Repeat each record word for word. Leave nothing out.
::: Supplied information :::
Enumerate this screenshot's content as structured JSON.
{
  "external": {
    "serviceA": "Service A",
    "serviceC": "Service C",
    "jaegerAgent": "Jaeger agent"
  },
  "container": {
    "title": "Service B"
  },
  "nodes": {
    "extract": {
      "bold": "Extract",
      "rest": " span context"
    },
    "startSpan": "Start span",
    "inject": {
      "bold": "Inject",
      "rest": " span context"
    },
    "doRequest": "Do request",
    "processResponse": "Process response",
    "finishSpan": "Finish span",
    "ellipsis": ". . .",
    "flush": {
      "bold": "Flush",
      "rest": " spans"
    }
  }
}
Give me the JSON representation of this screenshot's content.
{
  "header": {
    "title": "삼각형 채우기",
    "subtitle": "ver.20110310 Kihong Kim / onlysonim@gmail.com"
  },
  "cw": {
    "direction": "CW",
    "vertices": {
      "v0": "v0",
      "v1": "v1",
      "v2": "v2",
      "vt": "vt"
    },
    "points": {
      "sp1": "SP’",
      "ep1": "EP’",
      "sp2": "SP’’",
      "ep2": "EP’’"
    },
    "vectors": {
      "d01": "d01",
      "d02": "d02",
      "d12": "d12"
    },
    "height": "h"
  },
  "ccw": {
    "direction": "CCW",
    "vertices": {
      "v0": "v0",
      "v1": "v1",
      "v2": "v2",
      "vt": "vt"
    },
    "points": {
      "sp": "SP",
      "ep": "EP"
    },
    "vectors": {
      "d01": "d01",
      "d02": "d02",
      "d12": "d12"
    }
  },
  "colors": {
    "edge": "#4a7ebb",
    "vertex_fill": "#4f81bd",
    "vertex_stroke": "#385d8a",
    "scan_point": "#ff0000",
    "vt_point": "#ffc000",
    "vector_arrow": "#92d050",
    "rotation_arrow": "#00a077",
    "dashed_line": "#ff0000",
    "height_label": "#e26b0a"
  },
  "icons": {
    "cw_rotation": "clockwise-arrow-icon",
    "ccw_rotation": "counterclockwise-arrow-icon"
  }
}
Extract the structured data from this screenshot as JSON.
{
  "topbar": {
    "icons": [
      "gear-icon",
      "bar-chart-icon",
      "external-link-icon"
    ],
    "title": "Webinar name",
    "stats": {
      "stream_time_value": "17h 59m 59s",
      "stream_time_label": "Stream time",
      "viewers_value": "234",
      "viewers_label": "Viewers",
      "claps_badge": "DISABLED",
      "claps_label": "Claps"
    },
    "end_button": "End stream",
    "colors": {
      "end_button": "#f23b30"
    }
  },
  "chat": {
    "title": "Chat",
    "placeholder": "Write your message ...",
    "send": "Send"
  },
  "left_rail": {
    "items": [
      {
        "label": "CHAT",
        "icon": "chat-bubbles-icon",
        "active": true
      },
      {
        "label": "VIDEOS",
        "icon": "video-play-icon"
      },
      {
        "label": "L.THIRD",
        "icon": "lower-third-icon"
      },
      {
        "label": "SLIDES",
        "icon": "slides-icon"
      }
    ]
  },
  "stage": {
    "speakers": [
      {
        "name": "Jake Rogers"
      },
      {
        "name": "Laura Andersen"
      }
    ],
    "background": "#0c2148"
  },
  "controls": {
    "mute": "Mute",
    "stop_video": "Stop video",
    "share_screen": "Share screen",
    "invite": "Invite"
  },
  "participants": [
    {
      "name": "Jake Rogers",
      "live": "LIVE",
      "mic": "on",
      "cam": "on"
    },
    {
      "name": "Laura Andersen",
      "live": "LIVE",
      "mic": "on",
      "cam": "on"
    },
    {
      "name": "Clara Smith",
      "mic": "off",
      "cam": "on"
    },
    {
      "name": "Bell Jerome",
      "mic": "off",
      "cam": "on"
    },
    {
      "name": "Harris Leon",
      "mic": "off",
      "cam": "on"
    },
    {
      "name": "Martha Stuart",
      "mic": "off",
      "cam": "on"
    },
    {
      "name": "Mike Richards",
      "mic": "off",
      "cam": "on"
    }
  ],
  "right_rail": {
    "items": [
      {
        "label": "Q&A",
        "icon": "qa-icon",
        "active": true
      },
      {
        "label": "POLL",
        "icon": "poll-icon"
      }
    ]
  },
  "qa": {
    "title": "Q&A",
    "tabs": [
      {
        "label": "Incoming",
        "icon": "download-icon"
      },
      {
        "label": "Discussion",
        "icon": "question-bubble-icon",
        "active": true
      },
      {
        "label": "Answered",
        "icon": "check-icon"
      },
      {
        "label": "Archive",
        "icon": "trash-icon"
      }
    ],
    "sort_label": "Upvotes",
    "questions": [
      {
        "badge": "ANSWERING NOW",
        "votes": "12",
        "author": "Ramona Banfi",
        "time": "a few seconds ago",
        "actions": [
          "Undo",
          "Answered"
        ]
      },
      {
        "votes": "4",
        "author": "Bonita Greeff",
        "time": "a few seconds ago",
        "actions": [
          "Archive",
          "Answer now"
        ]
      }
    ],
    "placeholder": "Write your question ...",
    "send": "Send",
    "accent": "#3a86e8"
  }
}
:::
Written answer »
Enumerate this screenshot's content as structured JSON.
{
  "external": {
    "serviceA": "Service A",
    "serviceC": "Service C",
    "jaegerAgent": "Jaeger agent"
  },
  "container": {
    "title": "Service B"
  },
  "nodes": {
    "extract": {
      "bold": "Extract",
      "rest": " span context"
    },
    "startSpan": "Start span",
    "inject": {
      "bold": "Inject",
      "rest": " span context"
    },
    "doRequest": "Do request",
    "processResponse": "Process response",
    "finishSpan": "Finish span",
    "ellipsis": ". . .",
    "flush": {
      "bold": "Flush",
      "rest": " spans"
    }
  }
}
Give me the JSON representation of this screenshot's content.
{
  "header": {
    "title": "삼각형 채우기",
    "subtitle": "ver.20110310 Kihong Kim / onlysonim@gmail.com"
  },
  "cw": {
    "direction": "CW",
    "vertices": {
      "v0": "v0",
      "v1": "v1",
      "v2": "v2",
      "vt": "vt"
    },
    "points": {
      "sp1": "SP’",
      "ep1": "EP’",
      "sp2": "SP’’",
      "ep2": "EP’’"
    },
    "vectors": {
      "d01": "d01",
      "d02": "d02",
      "d12": "d12"
    },
    "height": "h"
  },
  "ccw": {
    "direction": "CCW",
    "vertices": {
      "v0": "v0",
      "v1": "v1",
      "v2": "v2",
      "vt": "vt"
    },
    "points": {
      "sp": "SP",
      "ep": "EP"
    },
    "vectors": {
      "d01": "d01",
      "d02": "d02",
      "d12": "d12"
    }
  },
  "colors": {
    "edge": "#4a7ebb",
    "vertex_fill": "#4f81bd",
    "vertex_stroke": "#385d8a",
    "scan_point": "#ff0000",
    "vt_point": "#ffc000",
    "vector_arrow": "#92d050",
    "rotation_arrow": "#00a077",
    "dashed_line": "#ff0000",
    "height_label": "#e26b0a"
  },
  "icons": {
    "cw_rotation": "clockwise-arrow-icon",
    "ccw_rotation": "counterclockwise-arrow-icon"
  }
}
Extract the structured data from this screenshot as JSON.
{
  "topbar": {
    "icons": [
      "gear-icon",
      "bar-chart-icon",
      "external-link-icon"
    ],
    "title": "Webinar name",
    "stats": {
      "stream_time_value": "17h 59m 59s",
      "stream_time_label": "Stream time",
      "viewers_value": "234",
      "viewers_label": "Viewers",
      "claps_badge": "DISABLED",
      "claps_label": "Claps"
    },
    "end_button": "End stream",
    "colors": {
      "end_button": "#f23b30"
    }
  },
  "chat": {
    "title": "Chat",
    "placeholder": "Write your message ...",
    "send": "Send"
  },
  "left_rail": {
    "items": [
      {
        "label": "CHAT",
        "icon": "chat-bubbles-icon",
        "active": true
      },
      {
        "label": "VIDEOS",
        "icon": "video-play-icon"
      },
      {
        "label": "L.THIRD",
        "icon": "lower-third-icon"
      },
      {
        "label": "SLIDES",
        "icon": "slides-icon"
      }
    ]
  },
  "stage": {
    "speakers": [
      {
        "name": "Jake Rogers"
      },
      {
        "name": "Laura Andersen"
      }
    ],
    "background": "#0c2148"
  },
  "controls": {
    "mute": "Mute",
    "stop_video": "Stop video",
    "share_screen": "Share screen",
    "invite": "Invite"
  },
  "participants": [
    {
      "name": "Jake Rogers",
      "live": "LIVE",
      "mic": "on",
      "cam": "on"
    },
    {
      "name": "Laura Andersen",
      "live": "LIVE",
      "mic": "on",
      "cam": "on"
    },
    {
      "name": "Clara Smith",
      "mic": "off",
      "cam": "on"
    },
    {
      "name": "Bell Jerome",
      "mic": "off",
      "cam": "on"
    },
    {
      "name": "Harris Leon",
      "mic": "off",
      "cam": "on"
    },
    {
      "name": "Martha Stuart",
      "mic": "off",
      "cam": "on"
    },
    {
      "name": "Mike Richards",
      "mic": "off",
      "cam": "on"
    }
  ],
  "right_rail": {
    "items": [
      {
        "label": "Q&A",
        "icon": "qa-icon",
        "active": true
      },
      {
        "label": "POLL",
        "icon": "poll-icon"
      }
    ]
  },
  "qa": {
    "title": "Q&A",
    "tabs": [
      {
        "label": "Incoming",
        "icon": "download-icon"
      },
      {
        "label": "Discussion",
        "icon": "question-bubble-icon",
        "active": true
      },
      {
        "label": "Answered",
        "icon": "check-icon"
      },
      {
        "label": "Archive",
        "icon": "trash-icon"
      }
    ],
    "sort_label": "Upvotes",
    "questions": [
      {
        "badge": "ANSWERING NOW",
        "votes": "12",
        "author": "Ramona Banfi",
        "time": "a few seconds ago",
        "actions": [
          "Undo",
          "Answered"
        ]
      },
      {
        "votes": "4",
        "author": "Bonita Greeff",
        "time": "a few seconds ago",
        "actions": [
          "Archive",
          "Answer now"
        ]
      }
    ],
    "placeholder": "Write your question ...",
    "send": "Send",
    "accent": "#3a86e8"
  }
}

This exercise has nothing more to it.